Well, if you know that House A would need $45,000 worth of repairs while House B would only need $10,000 worth of repairs, you would pick House B as a better house to flip.  Provided that the future value is the same, the house that needs fewer repairs and time to fix would give you a better profit.

Additionally, the homes in the marginal middle of the price tag can give you a better opportunity for a lower price because many retail buyers and investors often don’t pay much attention to them.

Tip #8: Finding A House That Will Sell

To increase your chances of success flipping houses, find a house in an area where houses are selling fast.  The price range of houses will usually depend on what the majority of the buyers in that area can afford.  Our experience tells us that this typically just a little below the median home price.

You don’t want to make a mistake of buying a house to flip in an area that is mostly rentals and not really for homeowners.  Homebuyers don’t normally choose these areas.

Tip #9: Have an Accurate Strategy

You need to do a little deductive reasoning to determine your prospective buyers.  If the house is in a neighborhood with good schools, your buyer would probably be a young family.  So, older homes may not have the features that young buyers demand such as an open kitchen or a family room.

This means that you can spend some money to open the family space to make it more inviting.  Provide for enough bathrooms for the kids and add a Jack and Jill vanity in the hallway bath.  If you can still afford to, make the basement a bit attractive for other use and not just for storage.

You don’t have to make a masterpiece out of the master suite, but make sure that mom and dad have their own bathroom.  If the home is in a retirement area, look for a house that has just one main level or a ranch style.

If it’s unavoidable to have stairways, open them up and widen the tight spaces.  Make sure the residents can get in and out from and to the street easily.  Do away with big stairways up to the front door.  And convert the yard into a patio so the occupants won’t have to do a lot of maintenance for their outdoor area.

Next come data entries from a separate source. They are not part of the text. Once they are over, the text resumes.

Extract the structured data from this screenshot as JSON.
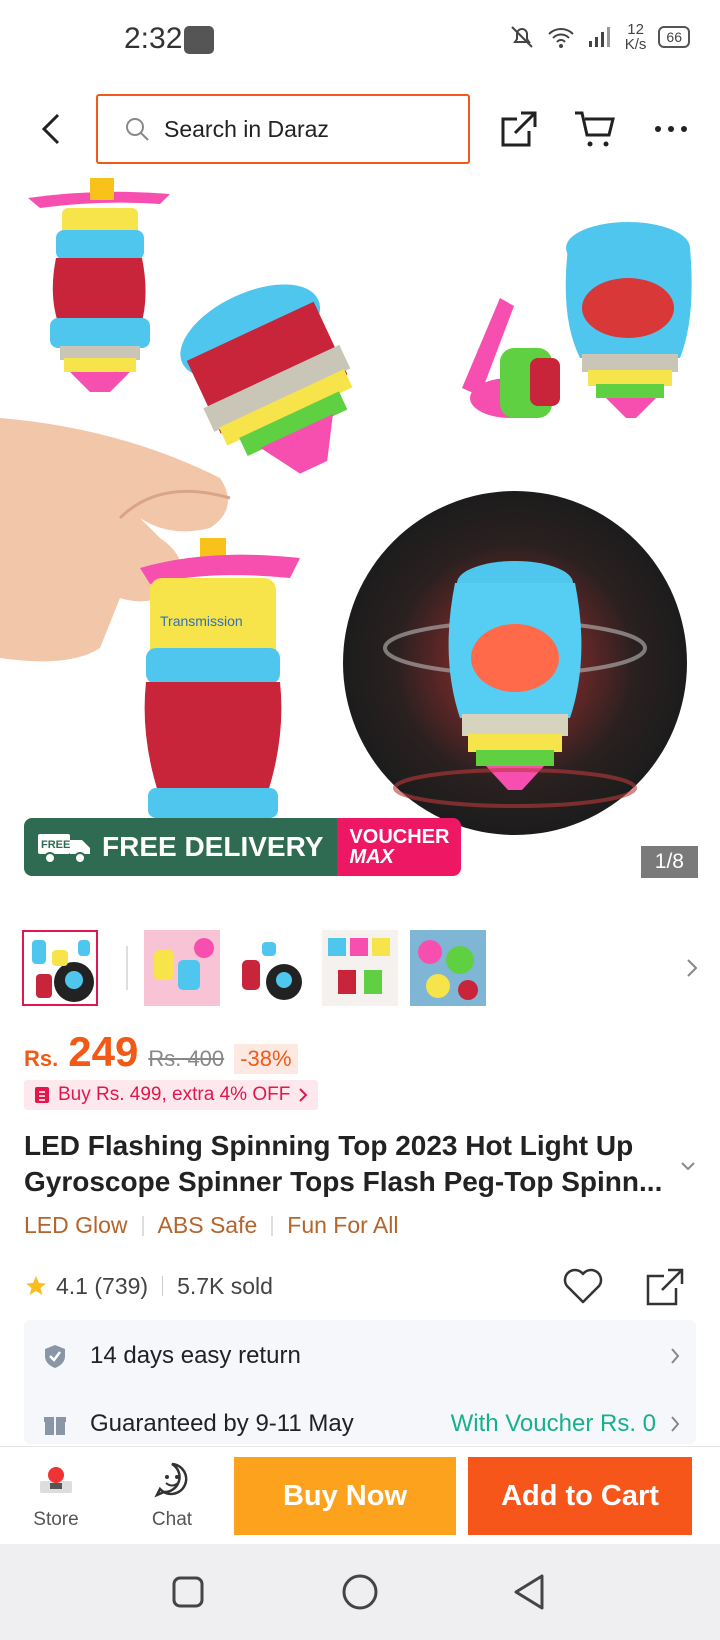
{
  "status": {
    "time": "2:32",
    "speed_value": "12",
    "speed_unit": "K/s",
    "battery": "66"
  },
  "header": {
    "search_placeholder": "Search in Daraz"
  },
  "hero": {
    "promo_free": "FREE DELIVERY",
    "promo_free_badge": "FREE",
    "promo_voucher_top": "VOUCHER",
    "promo_voucher_bottom": "MAX",
    "pager": "1/8",
    "product_label": "Transmission"
  },
  "thumbnails": {
    "count": 5
  },
  "price": {
    "currency": "Rs.",
    "current": "249",
    "original": "Rs. 400",
    "discount": "-38%",
    "offer": "Buy Rs. 499, extra 4% OFF"
  },
  "product": {
    "title_line1": "LED Flashing Spinning Top 2023 Hot Light Up",
    "title_line2": "Gyroscope Spinner Tops Flash Peg-Top Spinn...",
    "tags": [
      "LED Glow",
      "ABS Safe",
      "Fun For All"
    ],
    "rating": "4.1 (739)",
    "sold": "5.7K sold"
  },
  "services": {
    "return": "14 days easy return",
    "delivery": "Guaranteed by 9-11 May",
    "voucher": "With Voucher Rs. 0"
  },
  "bottom_bar": {
    "store": "Store",
    "chat": "Chat",
    "buy_now": "Buy Now",
    "add_to_cart": "Add to Cart"
  },
  "colors": {
    "accent": "#f05a16",
    "buy_now": "#fca21d",
    "add_to_cart": "#f7561a",
    "tag": "#b5642c",
    "voucher_link": "#17b08f"
  }
}
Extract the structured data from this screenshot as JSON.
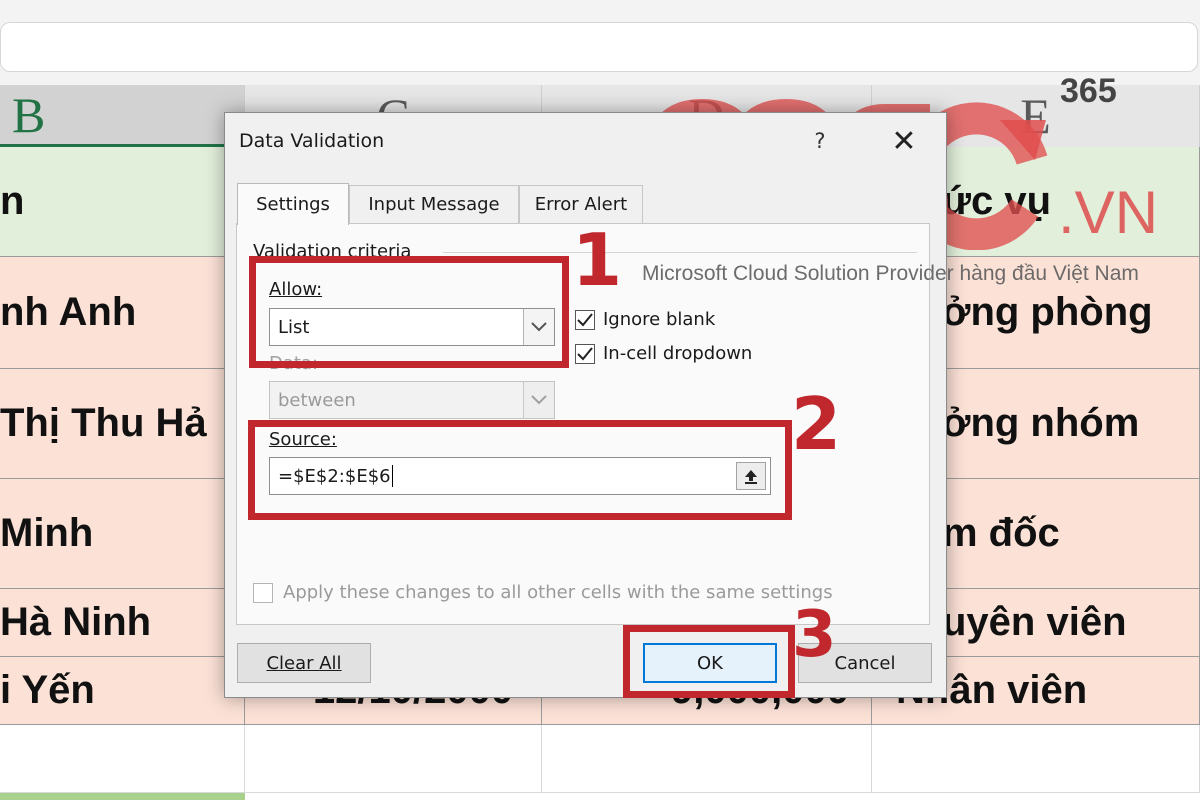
{
  "columns": [
    "B",
    "C",
    "D",
    "E"
  ],
  "sheet": {
    "header_row": {
      "b": "n",
      "e": "ức vụ"
    },
    "rows": [
      {
        "b": "nh Anh",
        "c": "",
        "d": "",
        "e": "ởng phòng"
      },
      {
        "b": "Thị Thu Hả",
        "c": "",
        "d": "",
        "e": "ởng nhóm"
      },
      {
        "b": " Minh",
        "c": "",
        "d": "",
        "e": "m đốc"
      },
      {
        "b": "Hà Ninh",
        "c": "",
        "d": "",
        "e": "uyên viên"
      },
      {
        "b": "i Yến",
        "c": "12/10/2000",
        "d": "9,000,000",
        "e": "Nhân viên"
      }
    ]
  },
  "dialog": {
    "title": "Data Validation",
    "help_label": "?",
    "close_label": "✕",
    "tabs": [
      "Settings",
      "Input Message",
      "Error Alert"
    ],
    "active_tab": "Settings",
    "criteria_label": "Validation criteria",
    "allow_label": "Allow:",
    "allow_value": "List",
    "data_label": "Data:",
    "data_value": "between",
    "ignore_blank_label": "Ignore blank",
    "ignore_blank_checked": true,
    "incell_dropdown_label": "In-cell dropdown",
    "incell_dropdown_checked": true,
    "source_label": "Source:",
    "source_value": "=$E$2:$E$6",
    "apply_all_label": "Apply these changes to all other cells with the same settings",
    "apply_all_checked": false,
    "clear_all_label": "Clear All",
    "ok_label": "OK",
    "cancel_label": "Cancel"
  },
  "annotations": {
    "steps": [
      "1",
      "2",
      "3"
    ],
    "highlight_color": "#c0282d"
  },
  "watermark": {
    "brand_365": "365",
    "brand_vn": ".VN",
    "tagline": "Microsoft Cloud Solution Provider hàng đầu Việt Nam",
    "brand_color": "#e05555"
  }
}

Tip #10: Consider Repairs 

Make sure that your rehabs stand out among the competition. Buyers will be looking and inspecting a lot of houses and they all tend to become a blur after some time.  If you add a touch of ‘something’ that the other houses don’t have, they will remember yours.  You then increase the possibility of them coming back and making an offer.

You will have to focus on curb appeal, bathrooms, kitchens and highlight the best aspects of the house.  Eye-catching kitchen backsplashes, shiny countertops, updated knobs and handles – these little touches go a long way.  There are a lot of inexpensive bathroom vanities with granite tops at the big box stores so, use them liberally.

In the house-flipping arena, competition will declare what materials you will use.  You can look at some of the houses you are going up against and then try to figure out how you can make your house more attractive to buyers.

Final Words

If you are a newcomer in the business, we recommend that you initially partner with a veteran house flipper with a good track record.  Try to learn everything that you can, follow the advice we’ve shared and jump right in.

You might not immediately make tons of money, but you might find this venture more rewarding than what you are currently doing.  Who knows?  This might be your ticket to becoming a big-time real estate investor.